Unfortunately for some shareholders, the Canterbury Park Holding (NASDAQ:CPHC) share price has dived in the last thirty days. Even longer term holders have taken a real hit with the stock declining 16% in the last year. On the bright side, the share price is slightly up over the last 90 days.
All else being equal, a sharp share price increase should make a stock less attractive to potential investors. In the long term, share prices tend to follow earnings per share, but in the short term prices bounce around in response to short term factors (which are not always obvious). The implication here is that deep value investors might steer clear when expectations of a company are too high. One way to gauge market expectations of a stock is to look at its Price to Earnings Ratio (PE Ratio). A high P/E implies that investors have high expectations of what a company can achieve compared to a company with a low P/E ratio.
Does Canterbury Park Holding Have A Relatively High Or Low P/E For Its Industry?
Canterbury Park Holding's P/E of 12.59 indicates relatively low sentiment towards the stock. If you look at the image below, you can see Canterbury Park Holding has a lower P/E than the average (23.7) in the hospitality industry classification.
Its relatively low P/E ratio indicates that Canterbury Park Holding shareholders think it will struggle to do as well as other companies in its industry classification. Since the market seems unimpressed with Canterbury Park Holding, it's quite possible it could surprise on the upside. It is arguably worth checking if insiders are buying shares, because that might imply they believe the stock is undervalued.
How Growth Rates Impact P/E Ratios
If earnings fall then in the future the 'E' will be lower. That means unless the share price falls, the P/E will increase in a few years. So while a stock may look cheap based on past earnings, it could be expensive based on future earnings.
Canterbury Park Holding saw earnings per share decrease by 16% last year. But EPS is up 18% over the last 5 years. And it has shrunk its earnings per share by 1.7% per year over the last three years. This could justify a low P/E.
A Limitation: P/E Ratios Ignore Debt and Cash In The Bank
One drawback of using a P/E ratio is that it considers market capitalization, but not the balance sheet. In other words, it does not consider any debt or cash that the company may have on the balance sheet. Theoretically, a business can improve its earnings (and produce a lower P/E in the future) by investing in growth. That means taking on debt (or spending its cash).
Spending on growth might be good or bad a few years later, but the point is that the P/E ratio does not account for the option (or lack thereof).
How Does Canterbury Park Holding's Debt Impact Its P/E Ratio?
Canterbury Park Holding's net debt is 0.5% of its market cap.

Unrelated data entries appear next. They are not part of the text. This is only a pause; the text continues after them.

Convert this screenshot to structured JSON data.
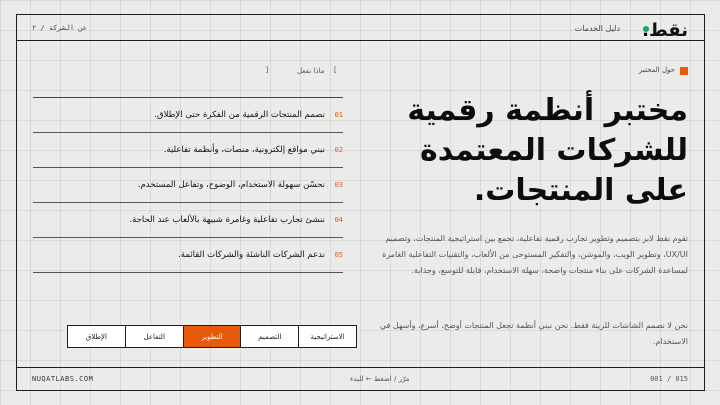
{
  "header": {
    "logo": "نقط.",
    "nav_guide": "دليل الخدمات",
    "nav_about": "عن الشركة / ٢",
    "status_color": "#1fa362"
  },
  "hero": {
    "tag": "حول المختبر",
    "headline": "مختبر أنظمة رقمية للشركات المعتمدة على المنتجات.",
    "description": "تقوم نقط لابز بتصميم وتطوير تجارب رقمية تفاعلية، تجمع بين استراتيجية المنتجات، وتصميم UX/UI، وتطوير الويب، والموشن، والتفكير المستوحى من الألعاب، والتقنيات التفاعلية الغامرة لمساعدة الشركات على بناء منتجات واضحة، سهلة الاستخدام، قابلة للتوسع، وجذابة.",
    "description2": "نحن لا نصمم الشاشات للزينة فقط. نحن نبني أنظمة تجعل المنتجات أوضح، أسرع، وأسهل في الاستخدام."
  },
  "question": {
    "bracket_open": "[",
    "text": "ماذا نفعل",
    "bracket_close": "]"
  },
  "features": [
    {
      "num": "01",
      "text": "نصمم المنتجات الرقمية من الفكرة حتى الإطلاق."
    },
    {
      "num": "02",
      "text": "نبني مواقع إلكترونية، منصات، وأنظمة تفاعلية."
    },
    {
      "num": "03",
      "text": "نحسّن سهولة الاستخدام، الوضوح، وتفاعل المستخدم."
    },
    {
      "num": "04",
      "text": "ننشئ تجارب تفاعلية وغامرة شبيهة بالألعاب عند الحاجة."
    },
    {
      "num": "05",
      "text": "ندعم الشركات الناشئة والشركات القائمة."
    }
  ],
  "tabs": [
    {
      "label": "الاستراتيجية",
      "active": false
    },
    {
      "label": "التصميم",
      "active": false
    },
    {
      "label": "التطوير",
      "active": true
    },
    {
      "label": "التفاعل",
      "active": false
    },
    {
      "label": "الإطلاق",
      "active": false
    }
  ],
  "footer": {
    "site": "NUQATLABS.COM",
    "hint": "مرّر / اضغط ← للبدء",
    "page": "001 / 015"
  },
  "colors": {
    "accent": "#e8590c",
    "background": "#ebebea",
    "ink": "#111111"
  }
}
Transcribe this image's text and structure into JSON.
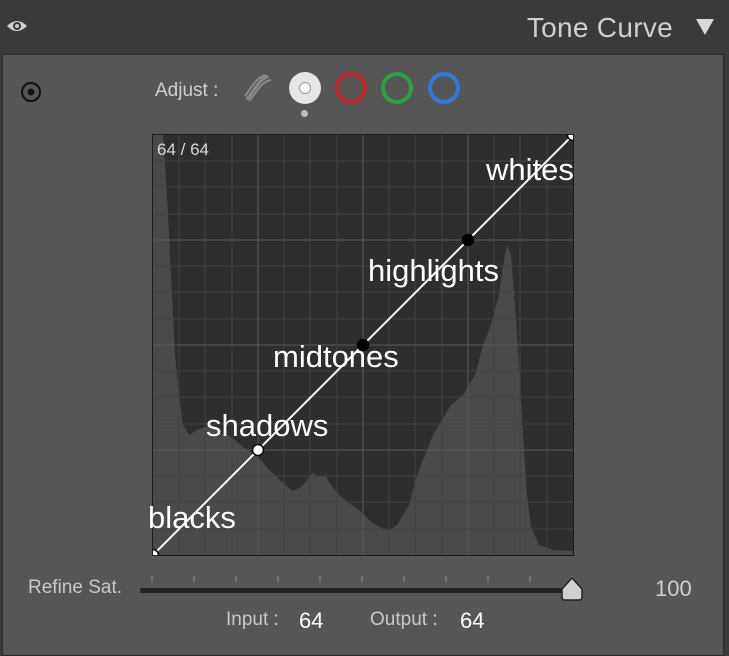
{
  "header": {
    "title": "Tone Curve",
    "visibility_icon": "eye-icon",
    "collapse_icon": "triangle-down-icon"
  },
  "adjust": {
    "label": "Adjust :",
    "channels": [
      {
        "name": "parametric",
        "icon": "parametric-curve-icon"
      },
      {
        "name": "point",
        "icon": "point-curve-icon",
        "selected": true
      },
      {
        "name": "red",
        "icon": "red-channel-icon",
        "color": "#c4262d"
      },
      {
        "name": "green",
        "icon": "green-channel-icon",
        "color": "#2ea043"
      },
      {
        "name": "blue",
        "icon": "blue-channel-icon",
        "color": "#2f7ad8"
      }
    ]
  },
  "graph": {
    "readout": "64 / 64",
    "labels": {
      "whites": "whites",
      "highlights": "highlights",
      "midtones": "midtones",
      "shadows": "shadows",
      "blacks": "blacks"
    },
    "points": [
      {
        "name": "blacks",
        "input": 0,
        "output": 0,
        "style": "open"
      },
      {
        "name": "shadows",
        "input": 0.25,
        "output": 0.25,
        "style": "open"
      },
      {
        "name": "midtones",
        "input": 0.5,
        "output": 0.5,
        "style": "filled"
      },
      {
        "name": "highlights",
        "input": 0.75,
        "output": 0.75,
        "style": "filled"
      },
      {
        "name": "whites",
        "input": 1,
        "output": 1,
        "style": "open"
      }
    ]
  },
  "refine": {
    "label": "Refine Sat.",
    "value": "100",
    "level": 1.0
  },
  "io": {
    "input_label": "Input :",
    "input_value": "64",
    "output_label": "Output :",
    "output_value": "64"
  },
  "colors": {
    "panel": "#565656",
    "graph_bg": "#2e2e2e",
    "histogram": "#4a4a4a"
  }
}
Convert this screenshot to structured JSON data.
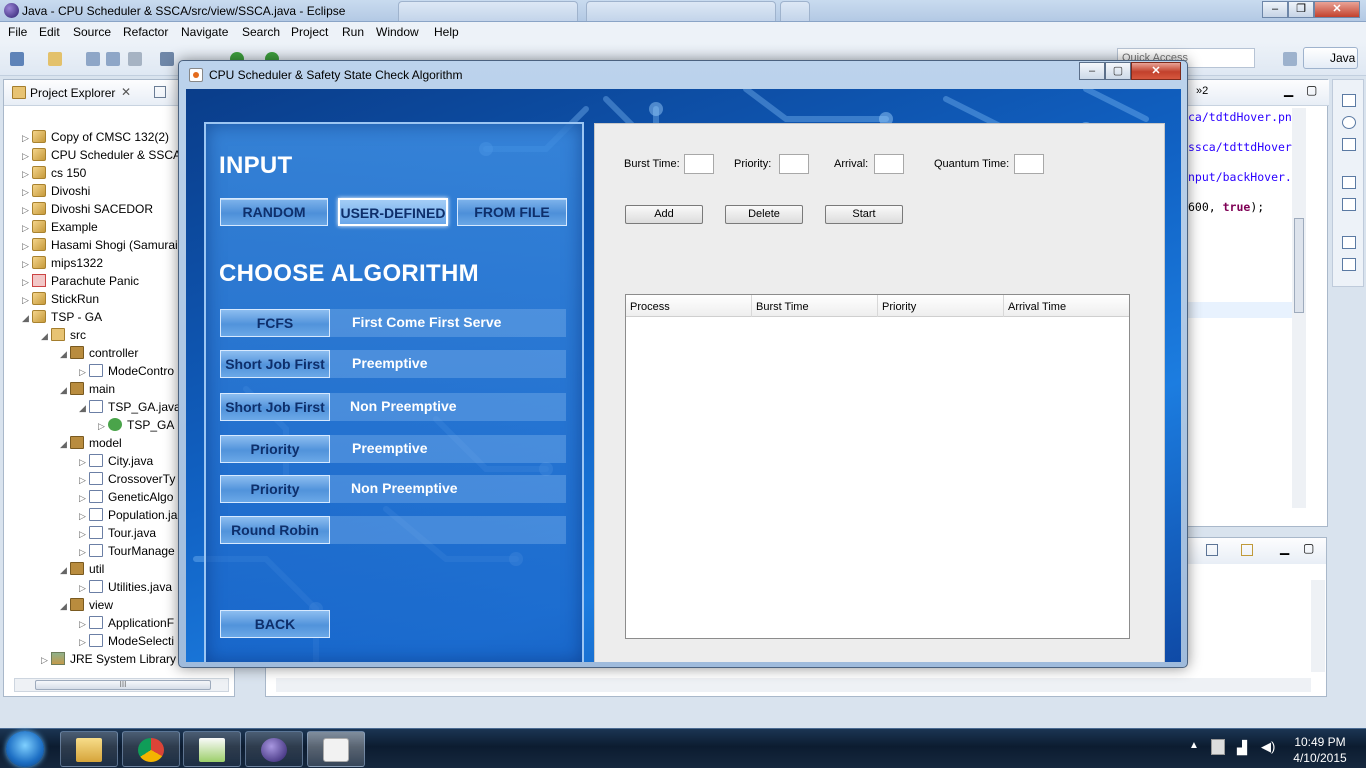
{
  "eclipse": {
    "window_title": "Java - CPU Scheduler & SSCA/src/view/SSCA.java - Eclipse",
    "menu": [
      "File",
      "Edit",
      "Source",
      "Refactor",
      "Navigate",
      "Search",
      "Project",
      "Run",
      "Window",
      "Help"
    ],
    "quick_access_placeholder": "Quick Access",
    "perspective": "Java"
  },
  "project_explorer": {
    "title": "Project Explorer",
    "items": [
      {
        "label": "Copy of CMSC 132(2)",
        "icon": "project-icon"
      },
      {
        "label": "CPU Scheduler & SSCA",
        "icon": "project-icon"
      },
      {
        "label": "cs 150",
        "icon": "project-icon"
      },
      {
        "label": "Divoshi",
        "icon": "project-icon"
      },
      {
        "label": "Divoshi SACEDOR",
        "icon": "project-icon"
      },
      {
        "label": "Example",
        "icon": "project-icon"
      },
      {
        "label": "Hasami Shogi (Samurai",
        "icon": "project-icon"
      },
      {
        "label": "mips1322",
        "icon": "project-icon"
      },
      {
        "label": "Parachute Panic",
        "icon": "project-error-icon"
      },
      {
        "label": "StickRun",
        "icon": "project-icon"
      },
      {
        "label": "TSP - GA",
        "icon": "project-icon"
      },
      {
        "label": "src",
        "icon": "source-folder-icon"
      },
      {
        "label": "controller",
        "icon": "package-icon"
      },
      {
        "label": "ModeContro",
        "icon": "java-file-icon"
      },
      {
        "label": "main",
        "icon": "package-icon"
      },
      {
        "label": "TSP_GA.java",
        "icon": "java-file-icon"
      },
      {
        "label": "TSP_GA",
        "icon": "class-icon"
      },
      {
        "label": "model",
        "icon": "package-icon"
      },
      {
        "label": "City.java",
        "icon": "java-file-icon"
      },
      {
        "label": "CrossoverTy",
        "icon": "java-file-icon"
      },
      {
        "label": "GeneticAlgo",
        "icon": "java-file-icon"
      },
      {
        "label": "Population.ja",
        "icon": "java-file-icon"
      },
      {
        "label": "Tour.java",
        "icon": "java-file-icon"
      },
      {
        "label": "TourManage",
        "icon": "java-file-icon"
      },
      {
        "label": "util",
        "icon": "package-icon"
      },
      {
        "label": "Utilities.java",
        "icon": "java-file-icon"
      },
      {
        "label": "view",
        "icon": "package-icon"
      },
      {
        "label": "ApplicationF",
        "icon": "java-file-icon"
      },
      {
        "label": "ModeSelecti",
        "icon": "java-file-icon"
      },
      {
        "label": "JRE System Library [",
        "icon": "library-icon"
      }
    ],
    "scroll_thumb": "III"
  },
  "editor": {
    "tab_overflow": "»2",
    "lines": [
      {
        "text": "ca/tdtdHover.pn",
        "kind": "string"
      },
      {
        "text": "ssca/tdttdHover",
        "kind": "string"
      },
      {
        "text": "nput/backHover.",
        "kind": "string"
      },
      {
        "text": "600, ",
        "kind": "plain",
        "suffix": "true",
        "end": ");"
      }
    ]
  },
  "app": {
    "window_title": "CPU Scheduler & Safety State Check Algorithm",
    "input_heading": "INPUT",
    "input_modes": [
      "RANDOM",
      "USER-DEFINED",
      "FROM FILE"
    ],
    "selected_mode": "USER-DEFINED",
    "algorithm_heading": "CHOOSE ALGORITHM",
    "algorithms": [
      {
        "button": "FCFS",
        "desc": "First Come First Serve"
      },
      {
        "button": "Short Job First",
        "desc": "Preemptive"
      },
      {
        "button": "Short Job First",
        "desc": "Non Preemptive"
      },
      {
        "button": "Priority",
        "desc": "Preemptive"
      },
      {
        "button": "Priority",
        "desc": "Non Preemptive"
      },
      {
        "button": "Round Robin",
        "desc": ""
      }
    ],
    "back": "BACK",
    "fields": {
      "burst_time": {
        "label": "Burst Time:",
        "value": ""
      },
      "priority": {
        "label": "Priority:",
        "value": ""
      },
      "arrival": {
        "label": "Arrival:",
        "value": ""
      },
      "quantum_time": {
        "label": "Quantum Time:",
        "value": ""
      }
    },
    "actions": {
      "add": "Add",
      "delete": "Delete",
      "start": "Start"
    },
    "table": {
      "columns": [
        "Process",
        "Burst Time",
        "Priority",
        "Arrival Time"
      ],
      "rows": []
    }
  },
  "taskbar": {
    "apps": [
      "file-explorer-icon",
      "chrome-icon",
      "notepad-plus-icon",
      "eclipse-icon",
      "java-icon"
    ],
    "time": "10:49 PM",
    "date": "4/10/2015"
  },
  "colors": {
    "app_background": "#1162c4",
    "panel_border": "#9cc6f3",
    "button_text": "#0e2f6b"
  }
}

So it doesn't have as many options as it would with net cash, but its debt would not have much of an impact on its P/E ratio.
The Verdict On Canterbury Park Holding's P/E Ratio
Canterbury Park Holding trades on a P/E ratio of 12.6, which is below the US market average of 18.2. The debt levels are not a major concern, but the lack of EPS growth is likely weighing on sentiment. Given Canterbury Park Holding's P/E ratio has declined from 12.6 to 12.6 in the last month, we know for sure that the market is less confident about the business today, than it was back then. For those who prefer to invest with the flow of momentum, that might be a bad sign, but for a contrarian, it may signal opportunity.
Investors have an opportunity when market expectations about a stock are wrong. If the reality for a company is not as bad as the P/E ratio indicates, then the share price should increase as the market realizes this. We don't have analyst forecasts, but you could get a better understanding of its growth by checking out this more detailed historical graph of earnings, revenue and cash flow.
Of course, you might find a fantastic investment by looking at a few good candidates. So take a peek at this free list of companies with modest (or no) debt, trading on a P/E below 20.
If you spot an error that warrants correction, please contact the editor at email@example.com. This article by Simply Wall St is general in nature. It does not constitute a recommendation to buy or sell any stock, and does not take account of your objectives, or your financial situation. Simply Wall St has no position in the stocks mentioned.
We aim to bring you long-term focused research analysis driven by fundamental data. Note that our analysis may not factor in the latest price-sensitive company announcements or qualitative material. Thank you for reading.